What the task requires:
What lines of the data include the string "retweets"? Copy them all.

Data records for software interfaces:
---*---

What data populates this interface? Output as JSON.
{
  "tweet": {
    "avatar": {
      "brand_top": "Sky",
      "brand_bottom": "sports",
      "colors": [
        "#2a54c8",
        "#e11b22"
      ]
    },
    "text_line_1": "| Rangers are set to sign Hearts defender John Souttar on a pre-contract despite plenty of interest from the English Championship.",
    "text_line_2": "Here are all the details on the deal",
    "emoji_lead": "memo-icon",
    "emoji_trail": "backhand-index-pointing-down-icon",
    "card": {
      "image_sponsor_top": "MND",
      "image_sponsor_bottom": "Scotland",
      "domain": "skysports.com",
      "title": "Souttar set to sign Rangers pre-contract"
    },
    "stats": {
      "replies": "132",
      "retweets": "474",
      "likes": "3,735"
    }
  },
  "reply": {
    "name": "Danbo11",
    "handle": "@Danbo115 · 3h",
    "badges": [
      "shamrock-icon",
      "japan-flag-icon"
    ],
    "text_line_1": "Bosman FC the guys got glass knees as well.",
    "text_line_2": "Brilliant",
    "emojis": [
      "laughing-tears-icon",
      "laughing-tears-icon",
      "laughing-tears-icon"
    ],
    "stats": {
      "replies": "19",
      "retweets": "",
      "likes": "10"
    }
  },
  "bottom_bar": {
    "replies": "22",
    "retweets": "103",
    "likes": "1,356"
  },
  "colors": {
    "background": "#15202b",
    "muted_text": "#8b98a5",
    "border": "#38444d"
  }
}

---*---

Reply:
      "retweets": "474",
      "retweets": "",
    "retweets": "103",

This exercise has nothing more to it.